Meetings were also held with representatives of self-help groups, village animal health workers, community facilitators and other local stake holders to come up with an affordable fee for each dose of vaccine.

The project also leveraged on existing network of trained CAVEs who sold and administered these vaccines.  The CAVEs’ capacities were further bolstered by training them in BYP economics, health and husbandry and transporting vaccines safely using cool boxes.

Seven different ND vaccination and deworming campaigns were then conducted in project areas with help from local Community Animal Health Workers (CAHW), local partner NGOs and staff of the District Livestock Service Office (DLSO) of respective districts.

Dil Kumari Thapa, a backyard poultry farmer from Kunathari, Surkhet, was struggling to tackle ND outbreaks when she came across a street play teaching techniques to protect poultry from ND. She got in touch with the local Village Animal Health Worker (VAHW) and received training in vaccination and improved health & husbandry practices.

“Earlier I could only sell between eight to ten chickens annually as other birds would die. Things began improving when I built a new shed with materials available locally and began giving supplementary feeds along with regular deworming and vaccination,” Dil Kumari explains.

By the end of the project, the number of farmers vaccinating their chicken against ND had increased from 19.8 % to a whopping 73 % according to the project report.

These farmers have experienced increased egg production which has led to significant increase in flock size, with the average flock size per household increasing from 4 to 9. The project also reported an increase in annual income from poultry by an average of NPR 18303 or US $ 177 per household resulting from increased poultry and egg sales after intervention.

Recognising the benefits of vaccination, farmers are increasingly willing to pay for vaccines in subsequent campaigns.

The increased sales of vaccines has resulted into an increase in profits for stakeholders across the value chain – farmers, retailers, veterinary health workers and CAVEs. Annual expenditure on medicines and vaccines for instance went up by 38%, expenditure on vet fees increased by 173%, there has also been a 100% increase in poultry house maintenance expenditure and 39% increase in expenditure on poultry feed.

“I am able to earn much more from my poultry in a shorter period and my business requires less capital but has a good market.” concludes Dil Kumari, testifying that this has enabled her to save up and construct a water tank to irrigate her vegetable garden.

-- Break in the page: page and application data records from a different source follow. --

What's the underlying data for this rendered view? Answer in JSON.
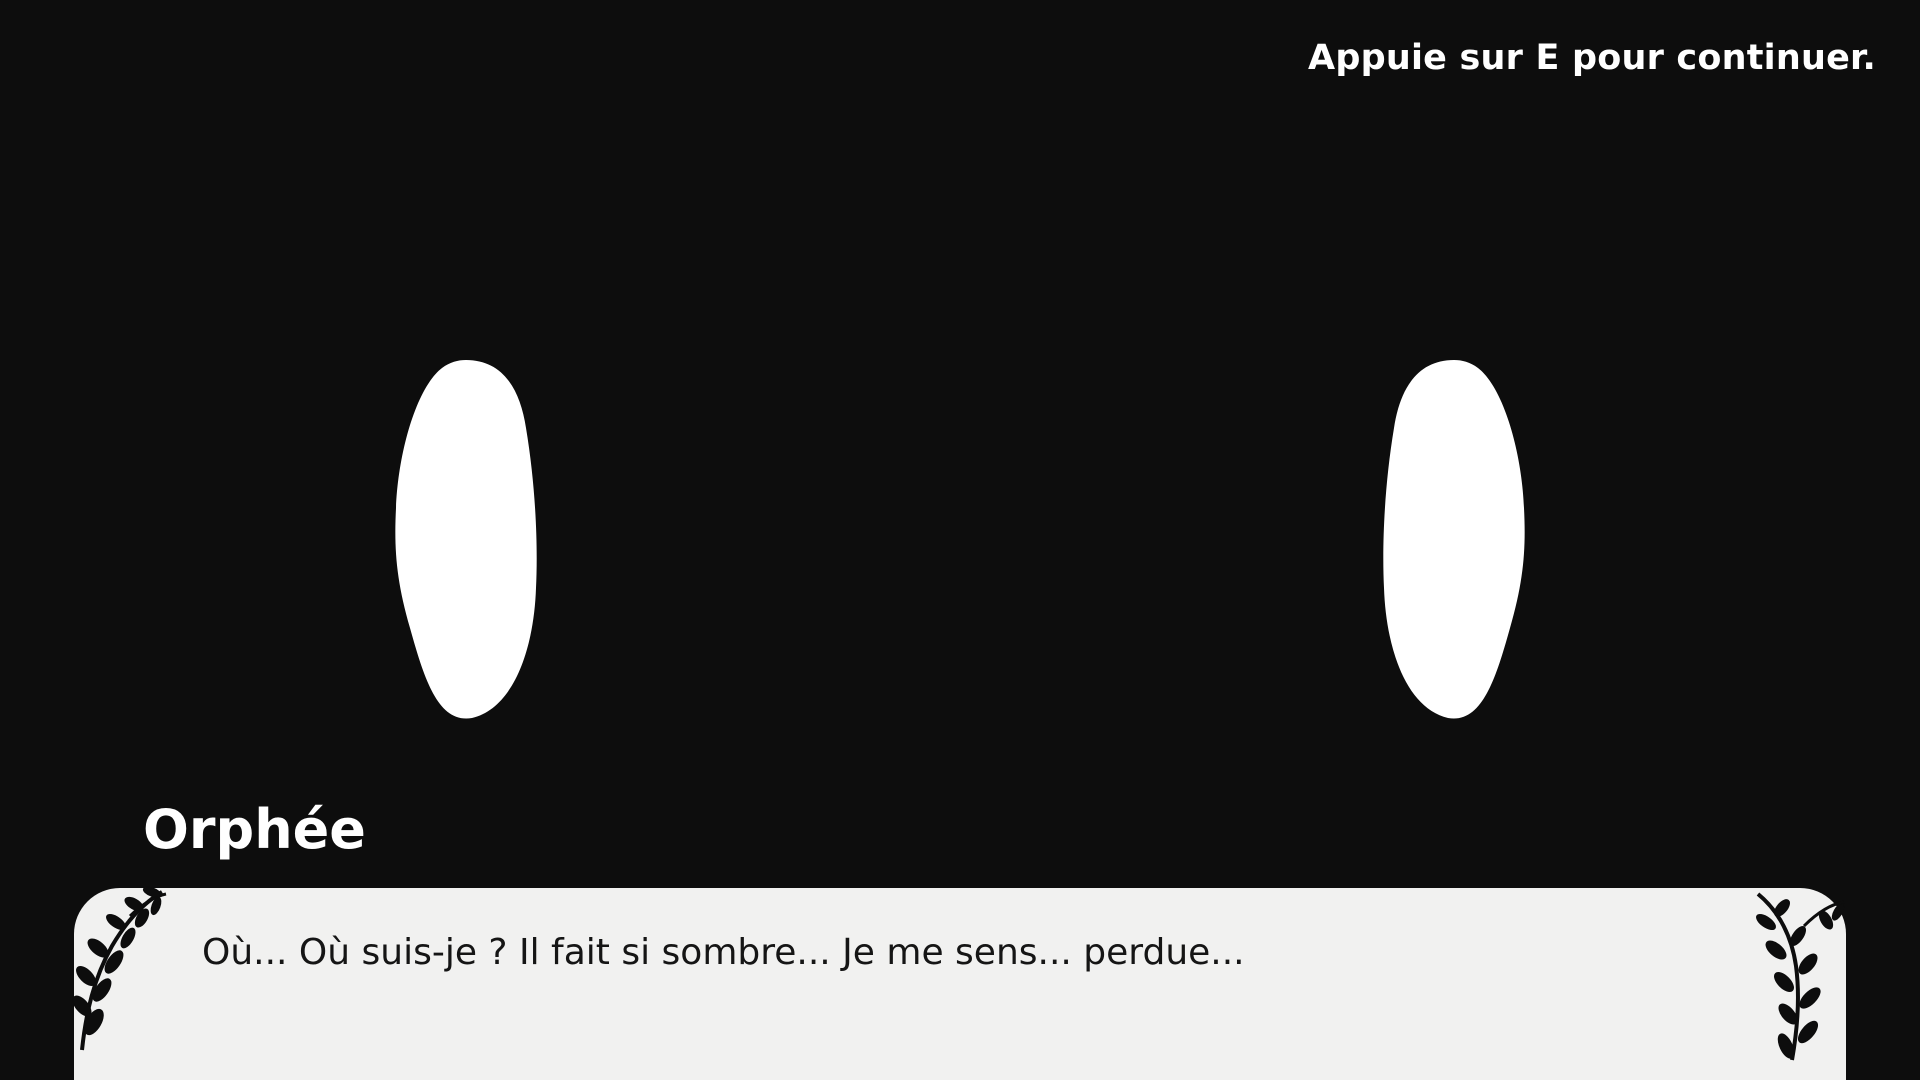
{
  "hud": {
    "continue_hint": "Appuie sur E pour continuer."
  },
  "dialogue": {
    "speaker": "Orphée",
    "text": "Où... Où suis-je ? Il fait si sombre... Je me sens... perdue..."
  },
  "scene": {
    "background_color": "#0d0d0d",
    "eye_color": "#ffffff",
    "dialogue_box_color": "#f1f1f0",
    "icons": [
      "left-eye-icon",
      "right-eye-icon",
      "vine-left-icon",
      "vine-right-icon"
    ]
  }
}
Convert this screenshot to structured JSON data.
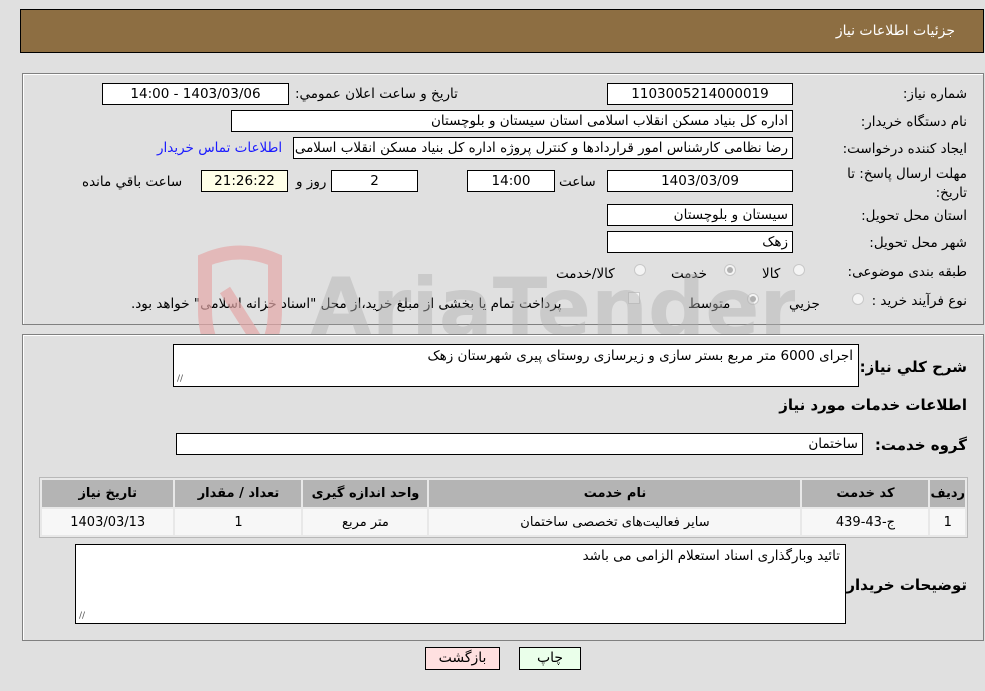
{
  "header": {
    "title": "جزئیات اطلاعات نیاز"
  },
  "form": {
    "need_number": {
      "label": "شماره نیاز:",
      "value": "1103005214000019"
    },
    "announce": {
      "label": "تاریخ و ساعت اعلان عمومي:",
      "value": "1403/03/06 - 14:00"
    },
    "buyer_org": {
      "label": "نام دستگاه خریدار:",
      "value": "اداره کل بنیاد مسکن انقلاب اسلامی استان سیستان و بلوچستان"
    },
    "requester": {
      "label": "ایجاد کننده درخواست:",
      "value": "رضا نظامی کارشناس امور قراردادها و کنترل پروژه اداره کل بنیاد مسکن انقلاب اسلامی",
      "contact_link": "اطلاعات تماس خریدار"
    },
    "deadline": {
      "label": "مهلت ارسال پاسخ: تا تاریخ:",
      "date": "1403/03/09",
      "time_label": "ساعت",
      "time": "14:00",
      "days": "2",
      "days_label": "روز و",
      "remaining": "21:26:22",
      "remaining_label": "ساعت باقي مانده"
    },
    "province": {
      "label": "استان محل تحویل:",
      "value": "سیستان و بلوچستان"
    },
    "city": {
      "label": "شهر محل تحویل:",
      "value": "زهک"
    },
    "category": {
      "label": "طبقه بندی موضوعی:",
      "options": [
        {
          "label": "کالا",
          "checked": false
        },
        {
          "label": "خدمت",
          "checked": true
        },
        {
          "label": "کالا/خدمت",
          "checked": false
        }
      ]
    },
    "purchase_type": {
      "label": "نوع فرآیند خرید :",
      "options": [
        {
          "label": "جزيي",
          "checked": false
        },
        {
          "label": "متوسط",
          "checked": true
        }
      ],
      "treasury_note": "پرداخت تمام یا بخشی از مبلغ خرید،از محل \"اسناد خزانه اسلامی\" خواهد بود."
    }
  },
  "details": {
    "description_label": "شرح كلي نياز:",
    "description": "اجرای 6000 متر مربع بستر سازی و زیرسازی روستای پیری شهرستان زهک",
    "services_title": "اطلاعات خدمات مورد نیاز",
    "service_group_label": "گروه خدمت:",
    "service_group": "ساختمان",
    "table": {
      "headers": [
        "ردیف",
        "کد خدمت",
        "نام خدمت",
        "واحد اندازه گیری",
        "تعداد / مقدار",
        "تاریخ نیاز"
      ],
      "rows": [
        [
          "1",
          "ج-43-439",
          "سایر فعالیت‌های تخصصی ساختمان",
          "متر مربع",
          "1",
          "1403/03/13"
        ]
      ]
    },
    "buyer_notes_label": "توضیحات خریدار:",
    "buyer_notes": "تائید وبارگذاری اسناد استعلام الزامی می باشد"
  },
  "buttons": {
    "print": "چاپ",
    "back": "بازگشت"
  },
  "colors": {
    "header": "#8d6e42",
    "print_button": "#eaffea",
    "back_button": "#ffe0e0",
    "link": "#1a1aff"
  }
}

The cumulative impact on the mindset of the larger community is also noteworthy as neighboring villages and other organisations including government offices like district livestock service offices (DLSO) are beginning to replicate these interventions.

Agrovets help sustain Newcastle Disease vaccination value chain in Nepal

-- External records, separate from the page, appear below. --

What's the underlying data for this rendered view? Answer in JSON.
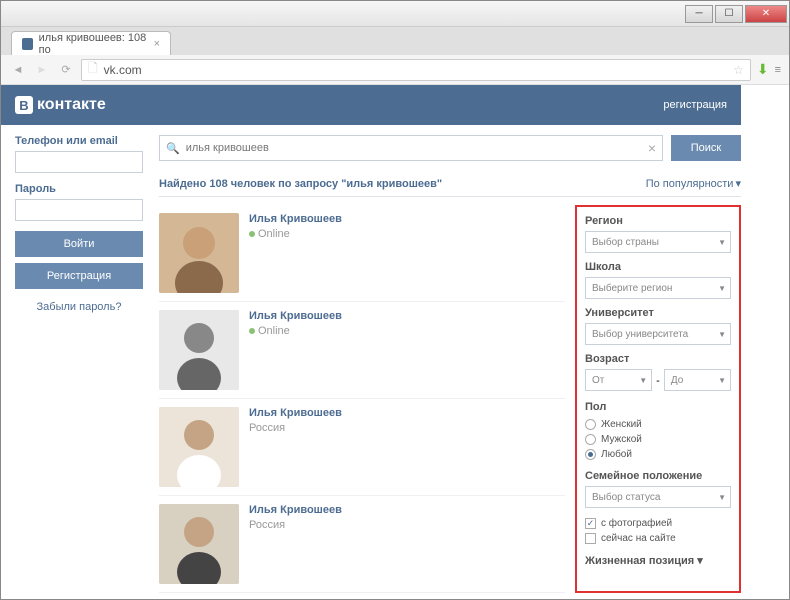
{
  "browser": {
    "tab_title": "илья кривошеев: 108 по",
    "url": "vk.com"
  },
  "header": {
    "logo_text": "контакте",
    "logo_b": "В",
    "register": "регистрация"
  },
  "login": {
    "login_label": "Телефон или email",
    "password_label": "Пароль",
    "login_btn": "Войти",
    "register_btn": "Регистрация",
    "forgot": "Забыли пароль?"
  },
  "search": {
    "query": "илья кривошеев",
    "button": "Поиск",
    "results_title": "Найдено 108 человек по запросу \"илья кривошеев\"",
    "sort": "По популярности"
  },
  "results": [
    {
      "name": "Илья Кривошеев",
      "meta": "Online",
      "online": true
    },
    {
      "name": "Илья Кривошеев",
      "meta": "Online",
      "online": true
    },
    {
      "name": "Илья Кривошеев",
      "meta": "Россия",
      "online": false
    },
    {
      "name": "Илья Кривошеев",
      "meta": "Россия",
      "online": false
    }
  ],
  "filters": {
    "region_label": "Регион",
    "region_select": "Выбор страны",
    "school_label": "Школа",
    "school_select": "Выберите регион",
    "university_label": "Университет",
    "university_select": "Выбор университета",
    "age_label": "Возраст",
    "age_from": "От",
    "age_to": "До",
    "age_sep": "-",
    "gender_label": "Пол",
    "gender_female": "Женский",
    "gender_male": "Мужской",
    "gender_any": "Любой",
    "marital_label": "Семейное положение",
    "marital_select": "Выбор статуса",
    "with_photo": "с фотографией",
    "online_now": "сейчас на сайте",
    "life_position": "Жизненная позиция"
  }
}
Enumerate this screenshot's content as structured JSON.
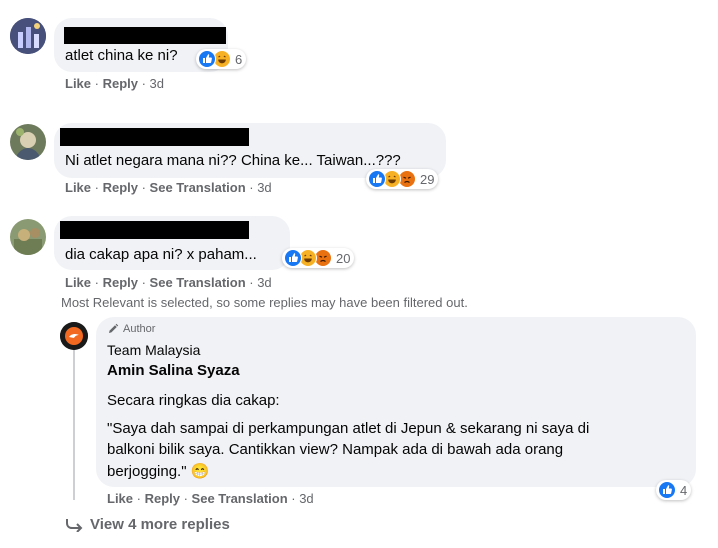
{
  "comments": [
    {
      "text": "atlet china ke ni?",
      "reaction_count": "6",
      "actions": {
        "like": "Like",
        "reply": "Reply",
        "time": "3d"
      }
    },
    {
      "text": "Ni atlet negara mana ni?? China ke... Taiwan...???",
      "reaction_count": "29",
      "actions": {
        "like": "Like",
        "reply": "Reply",
        "translate": "See Translation",
        "time": "3d"
      }
    },
    {
      "text": "dia cakap apa ni? x paham...",
      "reaction_count": "20",
      "actions": {
        "like": "Like",
        "reply": "Reply",
        "translate": "See Translation",
        "time": "3d"
      }
    }
  ],
  "filter_notice": "Most Relevant is selected, so some replies may have been filtered out.",
  "reply": {
    "author_badge": "Author",
    "page_name": "Team Malaysia",
    "sub_author": "Amin Salina Syaza",
    "intro": "Secara ringkas dia cakap:",
    "quote_lines": [
      "\"Saya dah sampai di perkampungan atlet di Jepun & sekarang ni saya di",
      "balkoni bilik saya. Cantikkan view? Nampak ada di bawah ada orang",
      "berjogging.\""
    ],
    "emoji": "😁",
    "reaction_count": "4",
    "actions": {
      "like": "Like",
      "reply": "Reply",
      "translate": "See Translation",
      "time": "3d"
    }
  },
  "view_more": "View 4 more replies",
  "colors": {
    "like_blue": "#1877f2",
    "haha_yellow": "#f7b125",
    "angry_orange": "#e9710f",
    "bubble": "#f0f2f5",
    "meta_grey": "#65676b"
  }
}
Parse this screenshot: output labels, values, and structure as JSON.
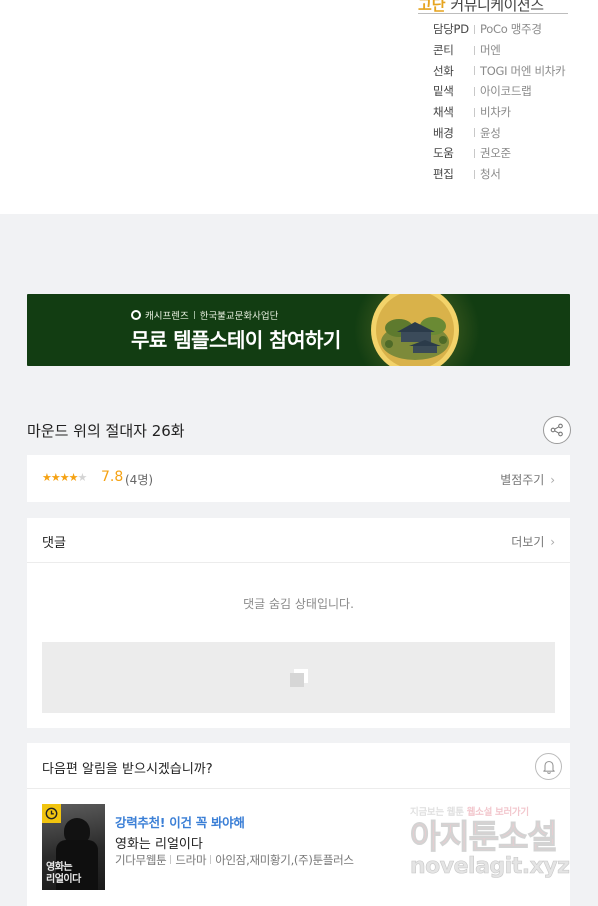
{
  "credits": {
    "publisher_accent": "고단",
    "publisher_rest": "커뮤니케이션즈",
    "rows": [
      {
        "role": "담당PD",
        "names": "PoCo 맹주경"
      },
      {
        "role": "콘티",
        "names": "머엔"
      },
      {
        "role": "선화",
        "names": "TOGI 머엔 비차카"
      },
      {
        "role": "밑색",
        "names": "아이코드랩"
      },
      {
        "role": "채색",
        "names": "비차카"
      },
      {
        "role": "배경",
        "names": "윤성"
      },
      {
        "role": "도움",
        "names": "권오준"
      },
      {
        "role": "편집",
        "names": "청서"
      }
    ]
  },
  "banner": {
    "brand": "캐시프렌즈",
    "partner": "한국불교문화사업단",
    "headline": "무료 템플스테이 참여하기"
  },
  "episode": {
    "title": "마운드 위의 절대자 26화"
  },
  "rating": {
    "filled_stars": 4,
    "total_stars": 5,
    "stars_filled_text": "★★★★",
    "stars_empty_text": "★",
    "score": "7.8",
    "votes": "(4명)",
    "rate_label": "별점주기"
  },
  "comments": {
    "title": "댓글",
    "more_label": "더보기",
    "hidden_message": "댓글 숨김 상태입니다."
  },
  "notify": {
    "question": "다음편 알림을 받으시겠습니까?"
  },
  "recommend": {
    "tag": "강력추천! 이건 꼭 봐야해",
    "title": "영화는 리얼이다",
    "category": "기다무웹툰",
    "genre": "드라마",
    "authors": "아인잠,재미황기,(주)툰플러스",
    "thumb_logo_line1": "영화는",
    "thumb_logo_line2": "리얼이다"
  },
  "watermark": {
    "line_top_left": "지금보는",
    "line_top_mid1": "웹툰",
    "line_top_mid2": "웹소설",
    "line_top_right": "보러가기",
    "main": "아지툰소설",
    "url": "novelagit.xyz"
  },
  "colors": {
    "accent_gold": "#e6a41f",
    "star": "#f5a213",
    "banner_bg": "#123d12",
    "link_blue": "#3b7fd6",
    "page_bg": "#f1f2f4"
  }
}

In one corner of Banke District in Nepal, Vishnu Rejme runs his agrovet stall. He is one of those community agroveterinary entrepreneurs – commonly known as agrovets – who are sustaining the system of poultry vaccination in remote parts of Nepal.

They form the vital ‘last mile’ connection to poultry farmers in the vaccine supply chain. Vishnu not only supplies and vaccinates chickens, but also helps to create awareness of the need for vaccination against the deadly Newcastle Disease.

The work being done by Vishnu and other agrovets was initiated by GALVmed and Heifer International.

Script by Prasenjit De and Shekhar Kanojia.
Videography by Tapas Ranjan Barik.
Camera attendant Mananjay Kumar.
Video editing by Rajesh Kumar.
Narrated by Gaurav Kapuria.
Directed by Shekhar Kanojia.